          • Mitch Hancock

            Microsoft is well-versed in Linux. It owned SCO for decades. Microsoft had made many, many applications for competing platforms. If Microsoft wants to survive in mobile, of has to let go of the idea that it must use Windows. Windows is killing Microsoft.

            Forking Android makes more sense than putting along with Asha SP. Nokia owns 92% of the Windows Phone market, and 80% of THAT was the low-end Lumia 520 (512MB, 480×800). Windows Phone is already “low rent”. Despite what Nokia would love to have people believe with their web ads about the 1020 and 1520, all they have sold are budget phones

            Nokia’s sickness about being beholden to a dying and dated idea is infecting Microsoft. We are in the post-PC era. Microsoft just needs to give up on the whole Windows on touch thing. We are already hearing that Windows 9 is going back to Windows 7 (no start screen, all apps are windowed). just fork Android and be done with it.

            • Carlos A. Osuna


              I think things are far more complex. Just like Sony which struggled with Betamax for almost ten years since conceding defeat with VHS would have essentially killed tons of other revenue centers.

              Microsoft needs to take a page from that book and start moving both Windows Phone and Windows RT into the professional grade where people do care about Office integration and constant information flow.

              Just like Sony transitioned Betamax into Betacam and started releasing cheap Taiwan-based VHS VCRs and continued development until they perfected Video8, Hi8 and ultimately Digital8.

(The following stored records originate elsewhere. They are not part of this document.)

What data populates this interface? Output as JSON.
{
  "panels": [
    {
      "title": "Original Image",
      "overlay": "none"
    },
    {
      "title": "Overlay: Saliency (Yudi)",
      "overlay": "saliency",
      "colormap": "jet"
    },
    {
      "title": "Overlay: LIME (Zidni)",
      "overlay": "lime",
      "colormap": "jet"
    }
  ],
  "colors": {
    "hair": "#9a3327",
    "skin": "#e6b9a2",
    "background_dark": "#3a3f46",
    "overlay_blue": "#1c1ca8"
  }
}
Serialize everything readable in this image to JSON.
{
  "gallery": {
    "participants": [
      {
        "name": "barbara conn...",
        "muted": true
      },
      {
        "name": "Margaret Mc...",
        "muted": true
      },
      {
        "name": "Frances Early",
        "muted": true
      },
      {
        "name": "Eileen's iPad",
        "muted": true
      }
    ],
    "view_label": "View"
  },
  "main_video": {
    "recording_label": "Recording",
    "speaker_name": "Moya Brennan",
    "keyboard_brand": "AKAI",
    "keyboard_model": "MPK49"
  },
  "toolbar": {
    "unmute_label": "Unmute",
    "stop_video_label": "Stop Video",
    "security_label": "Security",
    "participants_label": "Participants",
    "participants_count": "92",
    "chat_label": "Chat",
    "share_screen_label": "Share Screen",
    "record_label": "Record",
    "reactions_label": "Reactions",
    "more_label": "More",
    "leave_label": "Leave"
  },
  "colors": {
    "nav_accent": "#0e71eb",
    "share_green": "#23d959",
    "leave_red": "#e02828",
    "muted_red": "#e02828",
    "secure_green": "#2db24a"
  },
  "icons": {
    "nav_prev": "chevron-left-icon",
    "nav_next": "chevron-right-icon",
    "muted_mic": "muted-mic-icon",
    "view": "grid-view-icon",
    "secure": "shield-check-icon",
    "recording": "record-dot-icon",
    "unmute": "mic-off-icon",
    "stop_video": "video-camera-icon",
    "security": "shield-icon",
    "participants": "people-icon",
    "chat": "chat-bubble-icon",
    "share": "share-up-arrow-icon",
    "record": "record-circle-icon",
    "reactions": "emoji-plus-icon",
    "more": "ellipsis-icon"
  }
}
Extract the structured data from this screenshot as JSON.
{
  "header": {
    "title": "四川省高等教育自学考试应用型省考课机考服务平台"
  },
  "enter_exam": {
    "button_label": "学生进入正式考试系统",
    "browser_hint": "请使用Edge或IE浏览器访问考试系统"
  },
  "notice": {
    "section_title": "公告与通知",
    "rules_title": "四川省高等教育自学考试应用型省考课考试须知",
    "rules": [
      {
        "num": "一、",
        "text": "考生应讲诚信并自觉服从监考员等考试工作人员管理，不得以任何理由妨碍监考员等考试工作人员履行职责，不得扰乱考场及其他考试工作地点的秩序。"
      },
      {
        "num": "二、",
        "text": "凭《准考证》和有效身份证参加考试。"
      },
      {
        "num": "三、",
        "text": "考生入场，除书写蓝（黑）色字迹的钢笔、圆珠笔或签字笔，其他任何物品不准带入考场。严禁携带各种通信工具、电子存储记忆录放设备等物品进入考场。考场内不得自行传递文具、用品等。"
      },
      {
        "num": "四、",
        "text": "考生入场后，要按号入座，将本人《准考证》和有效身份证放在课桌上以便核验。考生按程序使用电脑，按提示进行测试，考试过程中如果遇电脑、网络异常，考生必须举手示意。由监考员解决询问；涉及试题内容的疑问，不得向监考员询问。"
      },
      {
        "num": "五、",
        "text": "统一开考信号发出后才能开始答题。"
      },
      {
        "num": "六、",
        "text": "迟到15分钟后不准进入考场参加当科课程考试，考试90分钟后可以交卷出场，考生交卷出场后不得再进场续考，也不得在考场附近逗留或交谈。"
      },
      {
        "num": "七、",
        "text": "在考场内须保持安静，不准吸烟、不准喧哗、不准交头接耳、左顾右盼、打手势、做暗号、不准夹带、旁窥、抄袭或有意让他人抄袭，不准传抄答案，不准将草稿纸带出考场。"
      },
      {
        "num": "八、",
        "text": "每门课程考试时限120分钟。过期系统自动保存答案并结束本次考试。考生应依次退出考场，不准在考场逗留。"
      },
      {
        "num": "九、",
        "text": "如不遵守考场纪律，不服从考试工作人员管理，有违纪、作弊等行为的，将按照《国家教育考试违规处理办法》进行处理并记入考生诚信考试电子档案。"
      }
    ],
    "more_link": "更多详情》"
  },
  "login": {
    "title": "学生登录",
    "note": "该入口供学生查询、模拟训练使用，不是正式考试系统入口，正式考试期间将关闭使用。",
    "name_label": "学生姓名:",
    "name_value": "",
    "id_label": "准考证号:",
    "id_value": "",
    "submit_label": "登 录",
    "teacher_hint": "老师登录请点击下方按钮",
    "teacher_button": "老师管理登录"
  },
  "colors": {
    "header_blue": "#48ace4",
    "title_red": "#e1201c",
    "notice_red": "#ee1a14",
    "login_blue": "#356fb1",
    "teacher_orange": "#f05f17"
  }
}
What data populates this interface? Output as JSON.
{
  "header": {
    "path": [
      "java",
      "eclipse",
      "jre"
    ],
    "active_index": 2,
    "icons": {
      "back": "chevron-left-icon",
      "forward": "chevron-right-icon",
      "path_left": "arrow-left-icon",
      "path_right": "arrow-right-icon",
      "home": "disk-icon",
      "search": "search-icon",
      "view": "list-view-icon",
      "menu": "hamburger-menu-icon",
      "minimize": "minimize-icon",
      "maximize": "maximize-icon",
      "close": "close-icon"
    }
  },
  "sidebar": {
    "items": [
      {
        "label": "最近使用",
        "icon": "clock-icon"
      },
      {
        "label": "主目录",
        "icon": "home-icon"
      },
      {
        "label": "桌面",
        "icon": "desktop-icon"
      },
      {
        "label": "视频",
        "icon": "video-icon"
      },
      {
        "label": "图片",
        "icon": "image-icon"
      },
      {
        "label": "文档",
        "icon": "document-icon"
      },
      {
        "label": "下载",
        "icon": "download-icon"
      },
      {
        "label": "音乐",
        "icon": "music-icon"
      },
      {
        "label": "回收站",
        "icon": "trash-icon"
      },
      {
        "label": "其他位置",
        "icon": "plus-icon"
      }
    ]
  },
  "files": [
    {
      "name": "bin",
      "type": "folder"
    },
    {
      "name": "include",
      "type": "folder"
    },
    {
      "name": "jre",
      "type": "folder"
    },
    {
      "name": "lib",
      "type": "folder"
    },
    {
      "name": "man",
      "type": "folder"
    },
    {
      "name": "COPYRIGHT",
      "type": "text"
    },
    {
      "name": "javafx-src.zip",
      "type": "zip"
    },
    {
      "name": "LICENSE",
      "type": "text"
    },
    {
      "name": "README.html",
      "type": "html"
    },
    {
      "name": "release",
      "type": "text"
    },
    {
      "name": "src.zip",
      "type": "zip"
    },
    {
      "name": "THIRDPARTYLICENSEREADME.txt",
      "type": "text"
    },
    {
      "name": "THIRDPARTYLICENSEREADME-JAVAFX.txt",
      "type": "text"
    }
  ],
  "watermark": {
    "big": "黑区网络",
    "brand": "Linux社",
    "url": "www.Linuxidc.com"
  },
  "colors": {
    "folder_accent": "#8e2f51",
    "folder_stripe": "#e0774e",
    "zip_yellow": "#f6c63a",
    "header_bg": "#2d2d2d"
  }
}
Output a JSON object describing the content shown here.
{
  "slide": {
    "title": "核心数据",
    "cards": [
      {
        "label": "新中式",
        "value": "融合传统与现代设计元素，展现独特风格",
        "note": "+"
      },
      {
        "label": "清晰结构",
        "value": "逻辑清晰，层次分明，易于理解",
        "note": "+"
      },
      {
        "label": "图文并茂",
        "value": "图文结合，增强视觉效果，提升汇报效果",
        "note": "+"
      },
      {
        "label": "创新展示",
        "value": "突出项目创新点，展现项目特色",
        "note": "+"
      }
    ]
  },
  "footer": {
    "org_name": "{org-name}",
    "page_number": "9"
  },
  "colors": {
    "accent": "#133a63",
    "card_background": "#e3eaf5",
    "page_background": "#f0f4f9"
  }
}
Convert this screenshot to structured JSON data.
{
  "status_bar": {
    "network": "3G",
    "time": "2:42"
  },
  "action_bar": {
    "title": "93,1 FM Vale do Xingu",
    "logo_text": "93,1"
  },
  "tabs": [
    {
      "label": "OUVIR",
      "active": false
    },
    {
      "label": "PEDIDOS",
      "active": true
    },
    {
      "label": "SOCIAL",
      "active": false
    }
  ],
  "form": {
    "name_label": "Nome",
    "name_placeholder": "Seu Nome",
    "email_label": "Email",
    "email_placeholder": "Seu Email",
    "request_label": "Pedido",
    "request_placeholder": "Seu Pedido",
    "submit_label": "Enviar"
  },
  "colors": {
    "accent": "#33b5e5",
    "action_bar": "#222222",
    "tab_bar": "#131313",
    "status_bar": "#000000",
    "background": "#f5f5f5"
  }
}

      • I don’t think MS can get in the lower end Asha line up. And it doesn’t matter at all to Asha users now. But it’s got to have an impact when/if they ever scale up. And going from a proprietary format to WP I think is a better option for MS than going from Android to WP.

    • Carlos A. Osuna

      @os2baba… Ironically as well as technically, it makes all the sense to either Nokia and Microsoft.

      The fact that there’s absolutely no Symbian (S40) knowledge in Microsoft and abundant Android programmers dedicated to maintain SkyDrive,, Office 365 and OneNote, makes it easier to build a feature-by-feature low cost phone that can complement Lumia.

      I’ve always said that it’s makes perfect business sense for Microsoft to port the Windows Phone 7 platform to Linux or to offer that engine as a Android app as a modern way to Embrace, Extend, Extinguish.

      Right now, if people want to try, and I make emphasis on that word, the Windows Phone ecosystem they have to give up everything they have on previous phones.

      If Microsoft focuses on creating a “ramp up” phone which offered “the best of both worlds” they could entice people to upgrade, in a further generation to the attributes of Windows Phone 8 while keeping developers happy by reusing their old developments done for 7.